McGeechan also took charge of the 2009 tour to South Africa, when Gatland was one of his assistants.
On Gatland’s previous tours as head coach, he oversaw a 2-1 series win over Australia in 2013 and a 1-1 series draw (the final Test was tied 15-15) with New Zealand in 2017.
He is stepping down as Wales head coach after this year’s World Cup in Japan, having led the Principality to three Grand Slams since his appointment in December 2007. He has been loosely linked with succeeding Eddie Jones in the England hot-seat, and this appointment dovetails nicely with that.
Gatland’s start date with the Lions has yet to be confirmed, but given he will be a free agent after the World Cup, that is not considered to be a problem.
He was appointed less than a year before the Lions’ 2017 tour of New Zealand, after the schedule had been decided. His early appointment this time will give him a chance to be involved in the advance detail and planning, which is an increasingly complex and contentious process given the demands of modern professional rugby.
While Gatland’s experience makes him the obvious choice for the role, his appointment will not be universally welcomed, especially north of the border where there is a widely held perception that he does not rate Scottish players.

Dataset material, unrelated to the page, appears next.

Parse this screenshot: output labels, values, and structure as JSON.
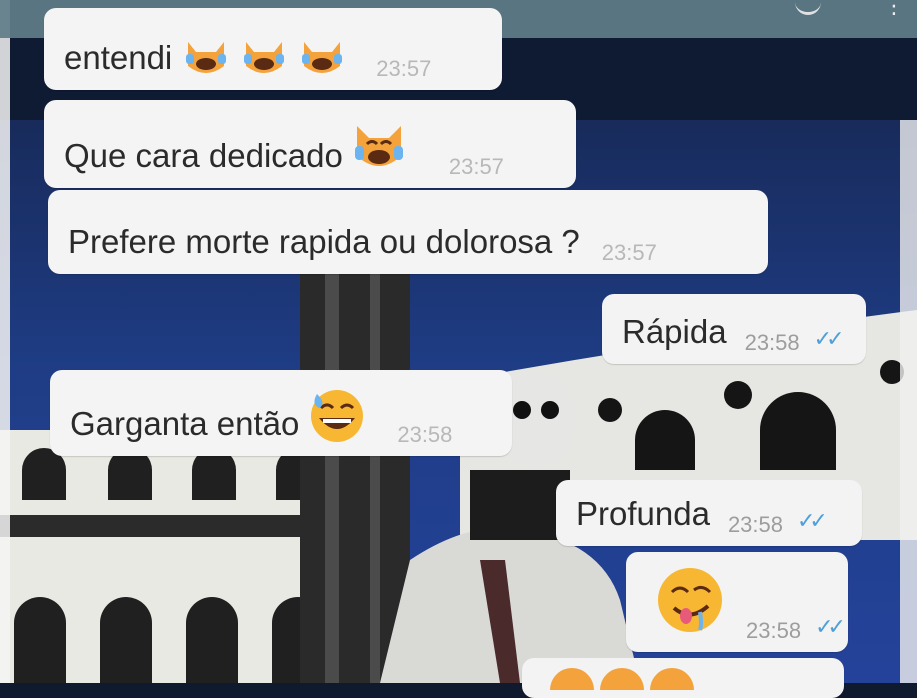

After he named just two Scots – Stuart Hogg and Tommy Seymour – in his initial squad for the 2017 tour, former Scotland captain and two-times Lions tourist Ian McLauchlan voiced his frustration.

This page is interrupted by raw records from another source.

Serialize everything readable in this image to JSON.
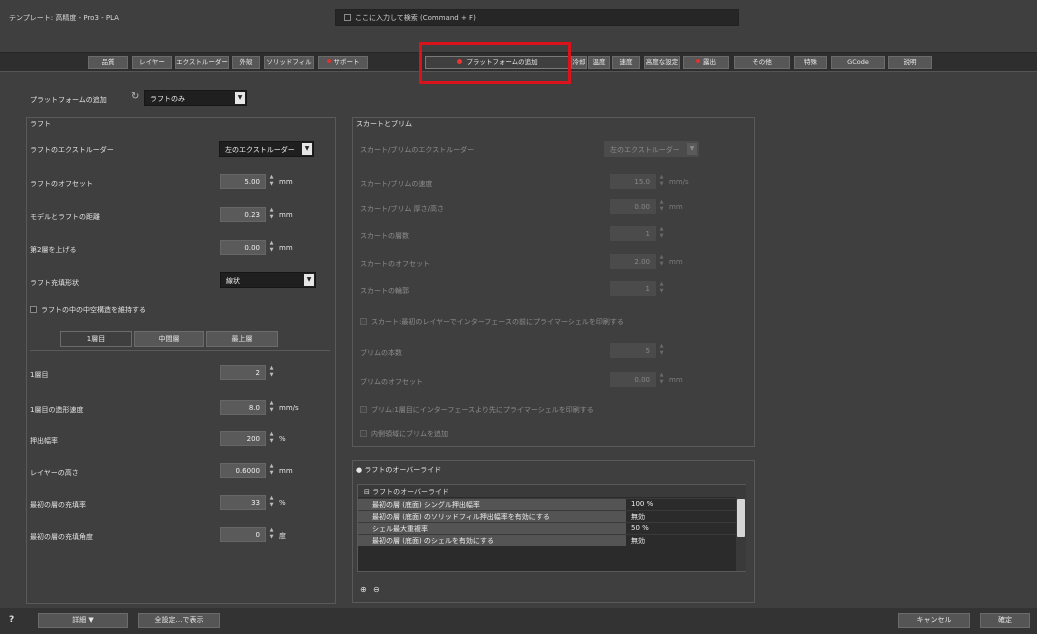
{
  "window": {
    "title": "テンプレート: 高精度 - Pro3 - PLA",
    "search_placeholder": "ここに入力して検索 (Command + F)"
  },
  "tabs": [
    {
      "label": "品質",
      "warn": false,
      "active": false
    },
    {
      "label": "レイヤー",
      "warn": false,
      "active": false
    },
    {
      "label": "エクストルーダー",
      "warn": false,
      "active": false
    },
    {
      "label": "外殻",
      "warn": false,
      "active": false
    },
    {
      "label": "ソリッドフィル",
      "warn": false,
      "active": false
    },
    {
      "label": "サポート",
      "warn": true,
      "active": false
    },
    {
      "label": "プラットフォームの追加",
      "warn": false,
      "active": true
    },
    {
      "label": "冷却",
      "warn": false,
      "active": false
    },
    {
      "label": "温度",
      "warn": false,
      "active": false
    },
    {
      "label": "速度",
      "warn": false,
      "active": false
    },
    {
      "label": "高度な設定",
      "warn": false,
      "active": false
    },
    {
      "label": "露出",
      "warn": true,
      "active": false
    },
    {
      "label": "その他",
      "warn": false,
      "active": false
    },
    {
      "label": "特殊",
      "warn": false,
      "active": false
    },
    {
      "label": "GCode",
      "warn": false,
      "active": false
    },
    {
      "label": "説明",
      "warn": false,
      "active": false
    }
  ],
  "platform": {
    "label": "プラットフォームの追加",
    "value": "ラフトのみ"
  },
  "raft": {
    "group_title": "ラフト",
    "extruder_label": "ラフトのエクストルーダー",
    "extruder_value": "左のエクストルーダー",
    "offset_label": "ラフトのオフセット",
    "offset_value": "5.00",
    "offset_unit": "mm",
    "separation_label": "モデルとラフトの距離",
    "separation_value": "0.23",
    "separation_unit": "mm",
    "raise_label": "第2層を上げる",
    "raise_value": "0.00",
    "raise_unit": "mm",
    "infill_label": "ラフト充填形状",
    "infill_value": "線状",
    "checkbox_label": "ラフトの中の中空構造を維持する",
    "subtabs": [
      "1層目",
      "中間層",
      "最上層"
    ],
    "layer1_label": "1層目",
    "layer1_value": "2",
    "speed_label": "1層目の造形速度",
    "speed_value": "8.0",
    "speed_unit": "mm/s",
    "extrusion_label": "押出幅率",
    "extrusion_value": "200",
    "extrusion_unit": "%",
    "height_label": "レイヤーの高さ",
    "height_value": "0.6000",
    "height_unit": "mm",
    "infill_pct_label": "最初の層の充填率",
    "infill_pct_value": "33",
    "infill_pct_unit": "%",
    "infill_angle_label": "最初の層の充填角度",
    "infill_angle_value": "0",
    "infill_angle_unit": "度"
  },
  "skirt": {
    "group_title": "スカートとブリム",
    "extruder_label": "スカート/ブリムのエクストルーダー",
    "extruder_value": "左のエクストルーダー",
    "speed_label": "スカート/ブリムの速度",
    "speed_value": "15.0",
    "speed_unit": "mm/s",
    "height_label": "スカート/ブリム 厚さ/高さ",
    "height_value": "0.00",
    "height_unit": "mm",
    "layers_label": "スカートの層数",
    "layers_value": "1",
    "offset_label": "スカートのオフセット",
    "offset_value": "2.00",
    "offset_unit": "mm",
    "outlines_label": "スカートの輪郭",
    "outlines_value": "1",
    "check1_label": "スカート:最初のレイヤーでインターフェースの前にプライマーシェルを印刷する",
    "brim_width_label": "ブリムの本数",
    "brim_width_value": "5",
    "brim_offset_label": "ブリムのオフセット",
    "brim_offset_value": "0.00",
    "brim_offset_unit": "mm",
    "check2_label": "ブリム:1層目にインターフェースより先にプライマーシェルを印刷する",
    "check3_label": "内側領域にブリムを追加"
  },
  "override": {
    "group_title": "ラフトのオーバーライド",
    "table_header": "ラフトのオーバーライド",
    "rows": [
      {
        "key": "最初の層 (底面) シングル押出幅率",
        "value": "100 %"
      },
      {
        "key": "最初の層 (底面) のソリッドフィル押出幅率を有効にする",
        "value": "無効"
      },
      {
        "key": "シェル最大重複率",
        "value": "50 %"
      },
      {
        "key": "最初の層 (底面) のシェルを有効にする",
        "value": "無効"
      }
    ],
    "add": "⊕",
    "remove": "⊖"
  },
  "bottom": {
    "help": "?",
    "basic_mode": "詳細",
    "select_all": "全設定…で表示",
    "cancel": "キャンセル",
    "ok": "確定"
  },
  "colors": {
    "highlight": "#d9121c",
    "warn_dot": "#dd3333"
  }
}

“Gatland doesn’t exactly have a good track record in liking people from Scotland,” said McLauchlan. “He doesn’t come here, does he? And he doesn’t know the names of Scottish players – when he was asked on television whether there were any Scots in the running he said ‘there’s Hogg and the new boy at centre, and one of the wingers looked quite good’. He couldn’t name them. He only knows Stuart Hogg.”
Jim Telfer, who both played and coached Scotland and the Lions, was similarly unimpressed. “I don’t think having just two on the tour is justified. It should have been more,” he said. “Players like Finn Russell and Hamish Watson have every right to be disappointed. They have played well enough to be taken.”
There was only three Scots – Hogg, Sean Maitland and Richie Gray – in the initial squad for the 2013 tour, which has been about par for the course during the last few decades. Only Nathan Hines and Euan Murray made the initial squad in 2009, with Ross Ford being called up before the tour began. Gordon Bulloch, Simon Taylor and Chris Cusiter made the initial squad in 2005. Tom Smith, Scott Murray and Taylor made the first cut in 2001.
The 2017 trip was not a particularly happy tour for Gatland, and stung by criticism from the New Zealand media and Irish flanker Sean O’Brien, Gatland declared he was “done” with the Lions after a tour he “hated”. However, time is clearly a great healer.